> DATA
:::::
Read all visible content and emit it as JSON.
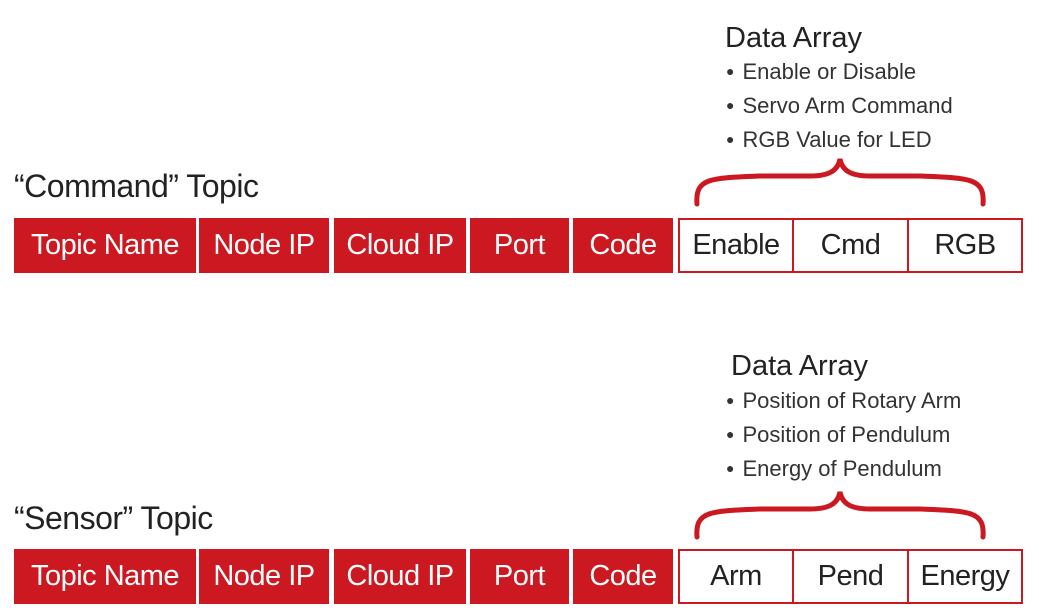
{
  "command": {
    "title": "“Command” Topic",
    "data_array": {
      "heading": "Data Array",
      "bullets": [
        "Enable or Disable",
        "Servo Arm Command",
        "RGB Value for LED"
      ]
    },
    "header_fields": [
      "Topic Name",
      "Node IP",
      "Cloud IP",
      "Port",
      "Code"
    ],
    "data_fields": [
      "Enable",
      "Cmd",
      "RGB"
    ]
  },
  "sensor": {
    "title": "“Sensor” Topic",
    "data_array": {
      "heading": "Data Array",
      "bullets": [
        "Position of Rotary Arm",
        "Position of Pendulum",
        "Energy of Pendulum"
      ]
    },
    "header_fields": [
      "Topic Name",
      "Node IP",
      "Cloud IP",
      "Port",
      "Code"
    ],
    "data_fields": [
      "Arm",
      "Pend",
      "Energy"
    ]
  },
  "colors": {
    "accent": "#cc1820",
    "text": "#222222"
  }
}
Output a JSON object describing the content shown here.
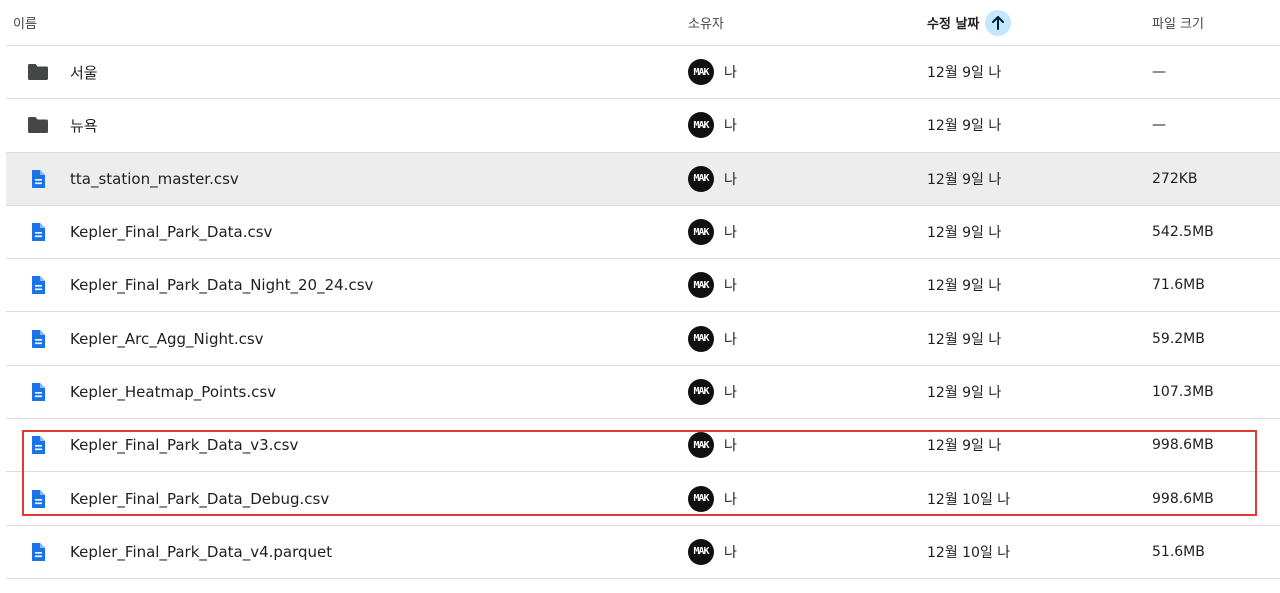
{
  "header": {
    "name": "이름",
    "owner": "소유자",
    "modified": "수정 날짜",
    "size": "파일 크기",
    "sort_icon": "arrow-up-icon"
  },
  "avatar_text": "MAK",
  "rows": [
    {
      "name": "서울",
      "type": "folder",
      "owner": "나",
      "modified": "12월 9일 나",
      "size": "—"
    },
    {
      "name": "뉴욕",
      "type": "folder",
      "owner": "나",
      "modified": "12월 9일 나",
      "size": "—"
    },
    {
      "name": "tta_station_master.csv",
      "type": "file",
      "owner": "나",
      "modified": "12월 9일 나",
      "size": "272KB",
      "selected": true
    },
    {
      "name": "Kepler_Final_Park_Data.csv",
      "type": "file",
      "owner": "나",
      "modified": "12월 9일 나",
      "size": "542.5MB"
    },
    {
      "name": "Kepler_Final_Park_Data_Night_20_24.csv",
      "type": "file",
      "owner": "나",
      "modified": "12월 9일 나",
      "size": "71.6MB"
    },
    {
      "name": "Kepler_Arc_Agg_Night.csv",
      "type": "file",
      "owner": "나",
      "modified": "12월 9일 나",
      "size": "59.2MB"
    },
    {
      "name": "Kepler_Heatmap_Points.csv",
      "type": "file",
      "owner": "나",
      "modified": "12월 9일 나",
      "size": "107.3MB"
    },
    {
      "name": "Kepler_Final_Park_Data_v3.csv",
      "type": "file",
      "owner": "나",
      "modified": "12월 9일 나",
      "size": "998.6MB"
    },
    {
      "name": "Kepler_Final_Park_Data_Debug.csv",
      "type": "file",
      "owner": "나",
      "modified": "12월 10일 나",
      "size": "998.6MB"
    },
    {
      "name": "Kepler_Final_Park_Data_v4.parquet",
      "type": "file",
      "owner": "나",
      "modified": "12월 10일 나",
      "size": "51.6MB"
    }
  ],
  "colors": {
    "folder": "#444746",
    "file": "#1a73e8",
    "highlight_border": "#e53935",
    "sort_button": "#c2e7ff"
  }
}
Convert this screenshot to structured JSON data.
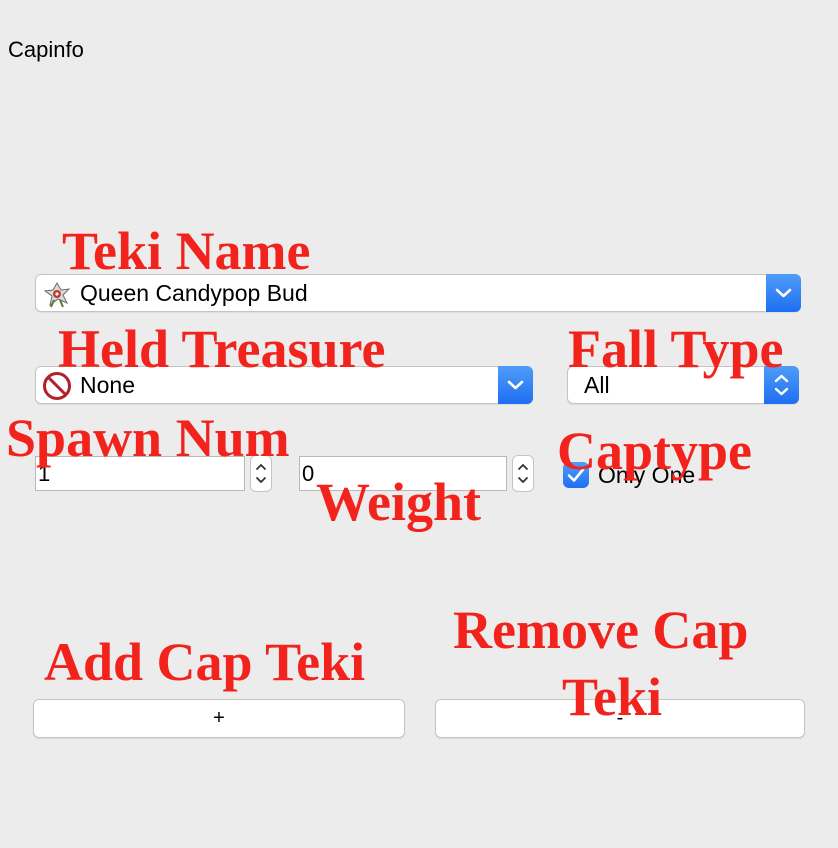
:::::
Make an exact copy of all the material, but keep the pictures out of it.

Read all visible content and emit it as JSON.
{
  "command": {
    "title": "“Command” Topic",
    "data_array": {
      "heading": "Data Array",
      "bullets": [
        "Enable or Disable",
        "Servo Arm Command",
        "RGB Value for LED"
      ]
    },
    "header_fields": [
      "Topic Name",
      "Node IP",
      "Cloud IP",
      "Port",
      "Code"
    ],
    "data_fields": [
      "Enable",
      "Cmd",
      "RGB"
    ]
  },
  "sensor": {
    "title": "“Sensor” Topic",
    "data_array": {
      "heading": "Data Array",
      "bullets": [
        "Position of Rotary Arm",
        "Position of Pendulum",
        "Energy of Pendulum"
      ]
    },
    "header_fields": [
      "Topic Name",
      "Node IP",
      "Cloud IP",
      "Port",
      "Code"
    ],
    "data_fields": [
      "Arm",
      "Pend",
      "Energy"
    ]
  },
  "colors": {
    "accent": "#cc1820",
    "text": "#222222"
  }
}
Output a JSON object describing the content shown here.
{
  "header": {
    "name": "이름",
    "owner": "소유자",
    "modified": "수정 날짜",
    "size": "파일 크기",
    "sort_icon": "arrow-up-icon"
  },
  "avatar_text": "MAK",
  "rows": [
    {
      "name": "서울",
      "type": "folder",
      "owner": "나",
      "modified": "12월 9일 나",
      "size": "—"
    },
    {
      "name": "뉴욕",
      "type": "folder",
      "owner": "나",
      "modified": "12월 9일 나",
      "size": "—"
    },
    {
      "name": "tta_station_master.csv",
      "type": "file",
      "owner": "나",
      "modified": "12월 9일 나",
      "size": "272KB",
      "selected": true
    },
    {
      "name": "Kepler_Final_Park_Data.csv",
      "type": "file",
      "owner": "나",
      "modified": "12월 9일 나",
      "size": "542.5MB"
    },
    {
      "name": "Kepler_Final_Park_Data_Night_20_24.csv",
      "type": "file",
      "owner": "나",
      "modified": "12월 9일 나",
      "size": "71.6MB"
    },
    {
      "name": "Kepler_Arc_Agg_Night.csv",
      "type": "file",
      "owner": "나",
      "modified": "12월 9일 나",
      "size": "59.2MB"
    },
    {
      "name": "Kepler_Heatmap_Points.csv",
      "type": "file",
      "owner": "나",
      "modified": "12월 9일 나",
      "size": "107.3MB"
    },
    {
      "name": "Kepler_Final_Park_Data_v3.csv",
      "type": "file",
      "owner": "나",
      "modified": "12월 9일 나",
      "size": "998.6MB"
    },
    {
      "name": "Kepler_Final_Park_Data_Debug.csv",
      "type": "file",
      "owner": "나",
      "modified": "12월 10일 나",
      "size": "998.6MB"
    },
    {
      "name": "Kepler_Final_Park_Data_v4.parquet",
      "type": "file",
      "owner": "나",
      "modified": "12월 10일 나",
      "size": "51.6MB"
    }
  ],
  "colors": {
    "folder": "#444746",
    "file": "#1a73e8",
    "highlight_border": "#e53935",
    "sort_button": "#c2e7ff"
  }
}
Convert this screenshot to structured JSON data.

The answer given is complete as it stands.